“The NUPW looks forward to your urgent compliance in having the aforementioned matters amicably resolved,” the letter addressed to the hospital director and signed by NUPW Assistant General Secretary Wayne Walrond said.
In the meantime, Grimes has admitted to being involved in an altercation with the mother of his child on June 14 – the same day he was suspended from work. The woman reported the matter to police and Grimes was subsequently sent to the Psychiatric Hospital for an evaluation.
While not going into full details on the incident, Grimes said he was upset about the clothes the toddler was wearing and the fact that her mother had handed her over to him without any shoes.
And though admitting that the situation subsequently got out of control, Grimes said he did not behave in an aggressive manner to either the police or the mental health officials.
He said he was therefore surprised to be thrown into “an eight by 11 cell” in the maximum-security ward at his very place of work.

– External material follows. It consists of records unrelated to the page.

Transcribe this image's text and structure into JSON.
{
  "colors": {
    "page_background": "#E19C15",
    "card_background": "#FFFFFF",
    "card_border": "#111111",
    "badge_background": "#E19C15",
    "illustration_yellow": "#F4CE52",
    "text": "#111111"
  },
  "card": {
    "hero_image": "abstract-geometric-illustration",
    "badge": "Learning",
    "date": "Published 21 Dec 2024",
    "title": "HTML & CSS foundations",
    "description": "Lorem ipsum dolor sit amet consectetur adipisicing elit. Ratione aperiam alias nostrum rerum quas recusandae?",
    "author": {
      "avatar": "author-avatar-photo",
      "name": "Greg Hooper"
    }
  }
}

To matters worse, he said all of this was done without so much as a medical assessment by a mental health officer, which he deemed to be contrary to the hospital’s own procedures.
Grimes also complained that after he was initially placed on observation for 72 hours, he later found himself between a rock and hard place as he was left with no choice but to sign off “voluntarily” on his own extended stay at the mental hospital.
The only other option, he said, was for him to be “medically recommended” by his doctors for detention; therefore, he said, he went with what seemed at the time to be the lesser of two evils.
“The room was prepared for someone who was erratic but after his assessment, he [the doctor] determined that it wasn’t that drastic and I could have gotten things like a sheet and bed frame,” said Grimes, who has been permanently scarred by his recent experience.
However, he maintains that he is of sound mind and has no history of mental illness, while insisting that at no point during his institutionalization was medication ever given to him.